Lower back pain can be quite a discomfortable situation to be in. What makes it even worse is the pain that radiates to the front of the pelvis region and causes discomfort in the whole of your torso. In some cases the pain can transcend towards your buttocks and legs. Usually a physical injury leads to fluctuating pelvic pain but oftentimes, it can also result from a troubled pelvic floor muscle, and knowing the correct cause can be challenging. If you have a chronic pelvic floor condition, then experiencing pain in the lower region is a common symptom. Usually a certified physician or physiotherapist can guide you best about your chronic pelvic activity.

Common Causes of Lower Back Pain that Radiate to Front Pelvic Area

Misdiagnosis is common when it comes to pain in the lower back region. This is why it's important to be aware of the possible causes that can radiate back pain to the front pelvic region. Here are some of the causes to look out for; 

  • Pressing of the spinal nerve 
  • Spinal disc injury 
  • Other external trauma 
  • Chronic stress 
  • Weight on lower back during pregnancy 
  • Complications during delivery 
  • Compromised nutrition during pregnancy journey 
  • Chronic leukorrhea

Despite some of the obvious causes of lower back pain, how does pelvic activity play an important role? Studies show that out of the vast majority experiencing back pain at least once in their life, only 15% of the back pain cases are ever driven from a specific cause. This means that for the activity of the lower back pain to radiate specifically to the front region of our pelvic floor, there must be a specific cause.

According to healthcare experts, pelvic floor activity is closely related to the lower back region, mainly due to the distribution of different muscle groups that support and hold the entire lower region. On a side note, pelvic muscles are very important as they hold the urethra, uterus, rectus and vaginal region of the body, and require special care to cure it in time. You can read more about it here! 9 Easy Pelvic Stretches to Instantly Relieve Pelvic Pain at Home

Interestingly, a recent study showed that 95% of women who experienced lower back pain, 95% of them also have pelvic floor dysfunction. Based on this particular conviction, one can safely assume a troubled pelvic floor relates to exhausted lower back pain.

In one aspect the lower back pain can also be triggered from a poorly articulated pelvic activity, as some major muscle groups are in work through support.
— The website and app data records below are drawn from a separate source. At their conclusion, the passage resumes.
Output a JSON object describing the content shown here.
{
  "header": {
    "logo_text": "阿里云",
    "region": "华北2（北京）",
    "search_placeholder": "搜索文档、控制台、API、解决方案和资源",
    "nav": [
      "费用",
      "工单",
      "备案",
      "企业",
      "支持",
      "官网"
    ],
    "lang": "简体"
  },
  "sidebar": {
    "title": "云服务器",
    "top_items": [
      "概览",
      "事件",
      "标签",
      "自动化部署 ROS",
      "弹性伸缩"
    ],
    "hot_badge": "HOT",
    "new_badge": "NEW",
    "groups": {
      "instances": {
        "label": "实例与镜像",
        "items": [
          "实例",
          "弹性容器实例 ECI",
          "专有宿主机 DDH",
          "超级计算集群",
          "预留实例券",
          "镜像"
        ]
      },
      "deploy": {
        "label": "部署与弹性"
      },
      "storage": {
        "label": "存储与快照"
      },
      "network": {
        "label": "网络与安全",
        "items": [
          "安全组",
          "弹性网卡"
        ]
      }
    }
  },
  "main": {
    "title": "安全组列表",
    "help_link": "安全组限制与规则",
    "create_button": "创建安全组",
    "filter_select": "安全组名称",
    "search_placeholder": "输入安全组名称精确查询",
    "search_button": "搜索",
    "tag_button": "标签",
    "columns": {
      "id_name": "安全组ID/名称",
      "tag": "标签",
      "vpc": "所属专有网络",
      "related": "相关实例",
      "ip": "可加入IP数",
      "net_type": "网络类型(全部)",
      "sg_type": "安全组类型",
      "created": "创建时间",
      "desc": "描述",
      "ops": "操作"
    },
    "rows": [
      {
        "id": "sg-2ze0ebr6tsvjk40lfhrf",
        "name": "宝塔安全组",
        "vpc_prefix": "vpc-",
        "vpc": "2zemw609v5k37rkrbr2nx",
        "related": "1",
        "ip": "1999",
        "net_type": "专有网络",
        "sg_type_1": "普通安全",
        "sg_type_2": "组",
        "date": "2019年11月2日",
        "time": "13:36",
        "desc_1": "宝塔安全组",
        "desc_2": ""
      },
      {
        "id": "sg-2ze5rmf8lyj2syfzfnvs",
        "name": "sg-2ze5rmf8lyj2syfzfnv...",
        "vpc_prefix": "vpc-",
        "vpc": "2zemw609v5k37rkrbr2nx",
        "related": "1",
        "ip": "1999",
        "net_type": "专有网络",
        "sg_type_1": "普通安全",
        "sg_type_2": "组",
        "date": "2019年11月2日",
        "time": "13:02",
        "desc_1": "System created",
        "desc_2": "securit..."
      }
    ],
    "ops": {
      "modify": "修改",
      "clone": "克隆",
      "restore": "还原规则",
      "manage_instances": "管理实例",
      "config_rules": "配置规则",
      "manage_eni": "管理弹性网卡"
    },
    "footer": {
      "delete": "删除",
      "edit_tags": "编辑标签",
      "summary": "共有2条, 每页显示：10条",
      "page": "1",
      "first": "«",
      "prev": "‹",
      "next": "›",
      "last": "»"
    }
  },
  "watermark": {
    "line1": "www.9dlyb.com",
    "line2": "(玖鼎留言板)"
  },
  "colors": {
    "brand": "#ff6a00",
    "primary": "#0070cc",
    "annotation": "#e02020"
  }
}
If you are consistently experiencing back pain then here are some visible symptoms to look out for;

  • Difficulty handling in urination and passing of stool 
  • Experiencing urine or stool incontinence 
  • Bulging pain in or around your vaginal cavity 
  • Difficulty emptying out your bladder 

What are some Possible Treatments?

If you suspect pelvic floor dysfunction then you must immediately consult your general physician. A full evaluation is important to determine whether it is exactly pelvic floor dysfunction you are experiencing along with your lower back pain.

If you do have an idea about the loose pelvic floor activity then you should also get started on some Kegel exercises, you can read more about them in detail here!

Pelvic Floor Dysfunction Can Happen to Anyone

Pelvic floor problems are often reported in women, but it can also be experienced by men. lower back pain that radiates in the pelvic region has also been reported in males. In men usually this comes with hernia or the pain of sciatica, however more information is required to completely understand the condition in men.

Wrapping It Up! 

Lower back pain that radiates to your front, can be a very clear sign of a developing pelvic condition. If you do experience any persistent pain in your lower region and also start experiencing urine incontinence then there is a very high probability of pelvic dysfunctioning. Start with the exercises on your own while also consulting with a healthcare specialist near you!